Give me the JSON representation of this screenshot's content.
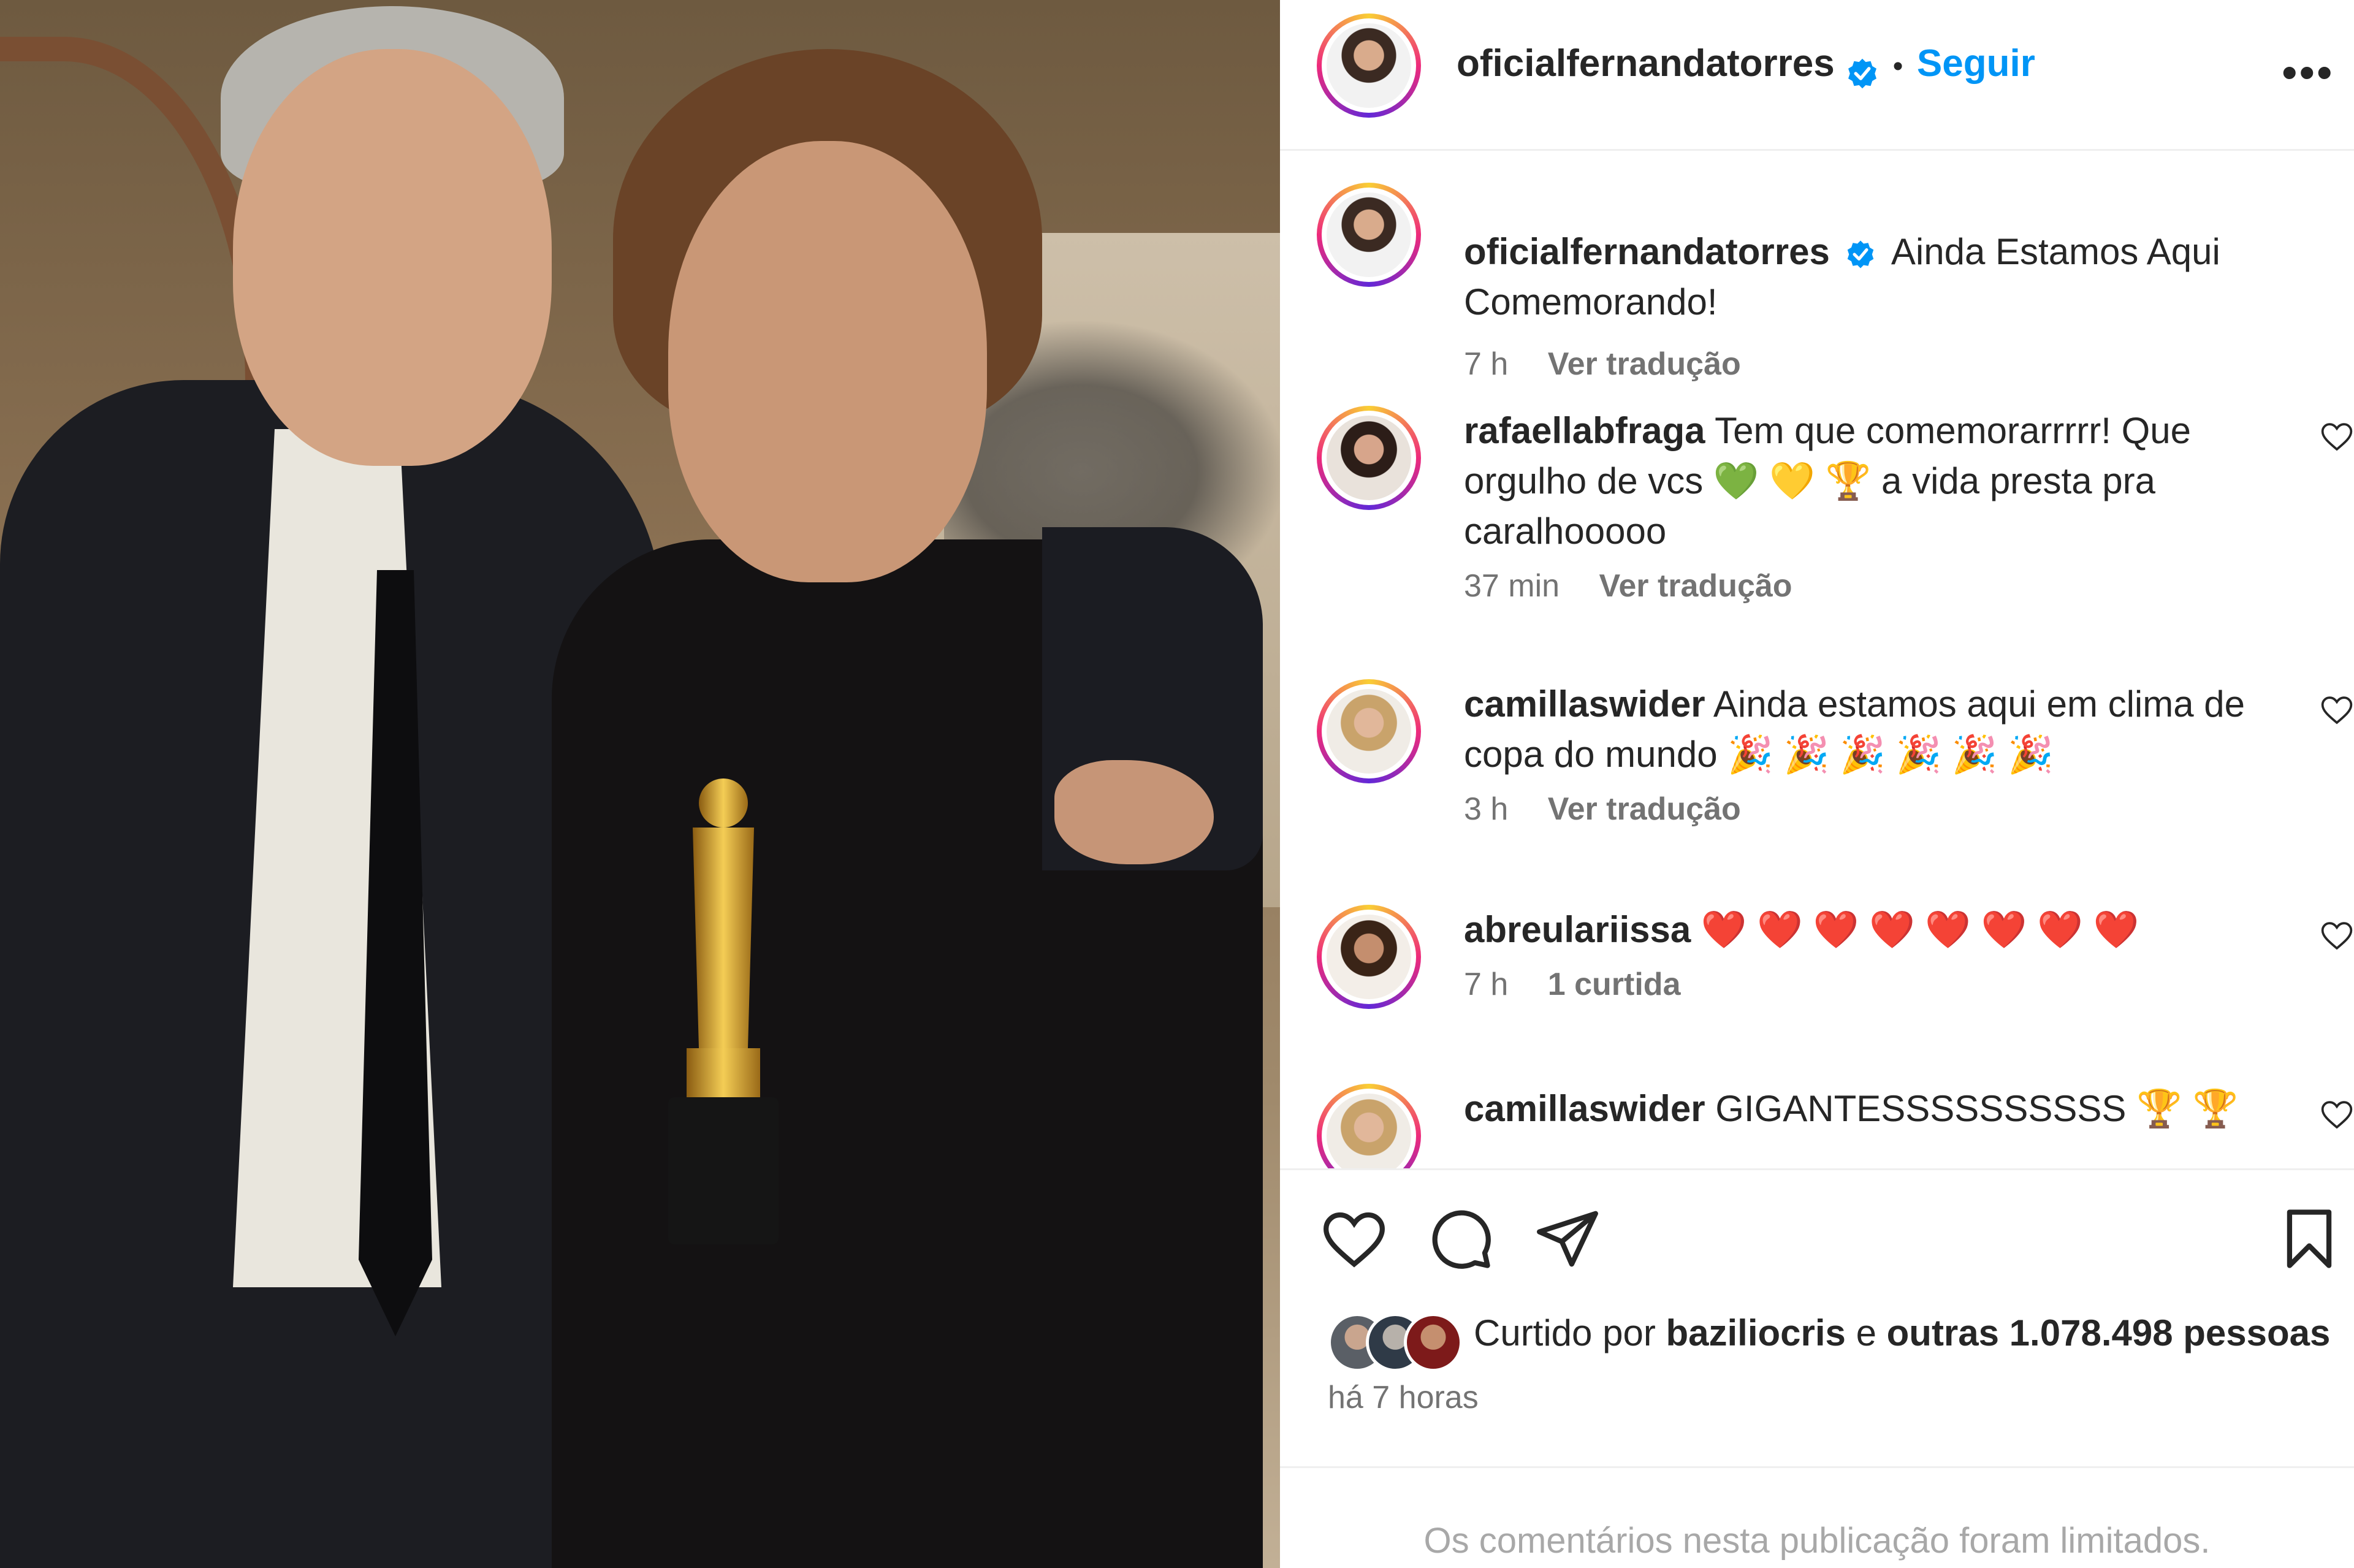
{
  "post": {
    "author": "oficialfernandatorres",
    "follow_label": "Seguir",
    "separator": "•",
    "more_label": "•••"
  },
  "caption": {
    "username": "oficialfernandatorres",
    "text_line1": "Ainda Estamos Aqui",
    "text_line2": "Comemorando!",
    "time": "7 h",
    "translate": "Ver tradução"
  },
  "comments": [
    {
      "username": "rafaellabfraga",
      "line1": "Tem que comemorarrrrr! Que",
      "line2": "orgulho de vcs 💚 💛 🏆 a vida presta pra",
      "line3": "caralhooooo",
      "time": "37 min",
      "action": "Ver tradução"
    },
    {
      "username": "camillaswider",
      "line1": "Ainda estamos aqui em clima de",
      "line2": "copa do mundo 🎉 🎉 🎉 🎉 🎉 🎉",
      "time": "3 h",
      "action": "Ver tradução"
    },
    {
      "username": "abreulariissa",
      "line1": "❤️ ❤️ ❤️ ❤️ ❤️ ❤️ ❤️ ❤️",
      "time": "7 h",
      "action": "1 curtida"
    },
    {
      "username": "camillaswider",
      "line1": "GIGANTESSSSSSSSSS 🏆 🏆"
    }
  ],
  "likes": {
    "prefix": "Curtido por",
    "user": "baziliocris",
    "conj": "e",
    "others": "outras 1.078.498 pessoas"
  },
  "posted_ago": "há 7 horas",
  "comments_limited": "Os comentários nesta publicação foram limitados.",
  "icons": {
    "like": "heart-icon",
    "comment": "comment-bubble-icon",
    "share": "paper-plane-icon",
    "save": "bookmark-icon",
    "verified": "verified-badge-icon",
    "more": "more-options-icon"
  },
  "colors": {
    "follow_blue": "#0095f6",
    "verified_blue": "#0095f6",
    "muted": "#737373",
    "limited_gray": "#a8a8a8"
  }
}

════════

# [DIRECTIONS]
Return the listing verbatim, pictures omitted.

# [RESULT FOR THIS EXERCISE]
Give me the JSON representation of this screenshot's content.
{
  "post": {
    "author": "oficialfernandatorres",
    "follow_label": "Seguir",
    "separator": "•",
    "more_label": "•••"
  },
  "caption": {
    "username": "oficialfernandatorres",
    "text_line1": "Ainda Estamos Aqui",
    "text_line2": "Comemorando!",
    "time": "7 h",
    "translate": "Ver tradução"
  },
  "comments": [
    {
      "username": "rafaellabfraga",
      "line1": "Tem que comemorarrrrr! Que",
      "line2": "orgulho de vcs 💚 💛 🏆 a vida presta pra",
      "line3": "caralhooooo",
      "time": "37 min",
      "action": "Ver tradução"
    },
    {
      "username": "camillaswider",
      "line1": "Ainda estamos aqui em clima de",
      "line2": "copa do mundo 🎉 🎉 🎉 🎉 🎉 🎉",
      "time": "3 h",
      "action": "Ver tradução"
    },
    {
      "username": "abreulariissa",
      "line1": "❤️ ❤️ ❤️ ❤️ ❤️ ❤️ ❤️ ❤️",
      "time": "7 h",
      "action": "1 curtida"
    },
    {
      "username": "camillaswider",
      "line1": "GIGANTESSSSSSSSSS 🏆 🏆"
    }
  ],
  "likes": {
    "prefix": "Curtido por",
    "user": "baziliocris",
    "conj": "e",
    "others": "outras 1.078.498 pessoas"
  },
  "posted_ago": "há 7 horas",
  "comments_limited": "Os comentários nesta publicação foram limitados.",
  "icons": {
    "like": "heart-icon",
    "comment": "comment-bubble-icon",
    "share": "paper-plane-icon",
    "save": "bookmark-icon",
    "verified": "verified-badge-icon",
    "more": "more-options-icon"
  },
  "colors": {
    "follow_blue": "#0095f6",
    "verified_blue": "#0095f6",
    "muted": "#737373",
    "limited_gray": "#a8a8a8"
  }
}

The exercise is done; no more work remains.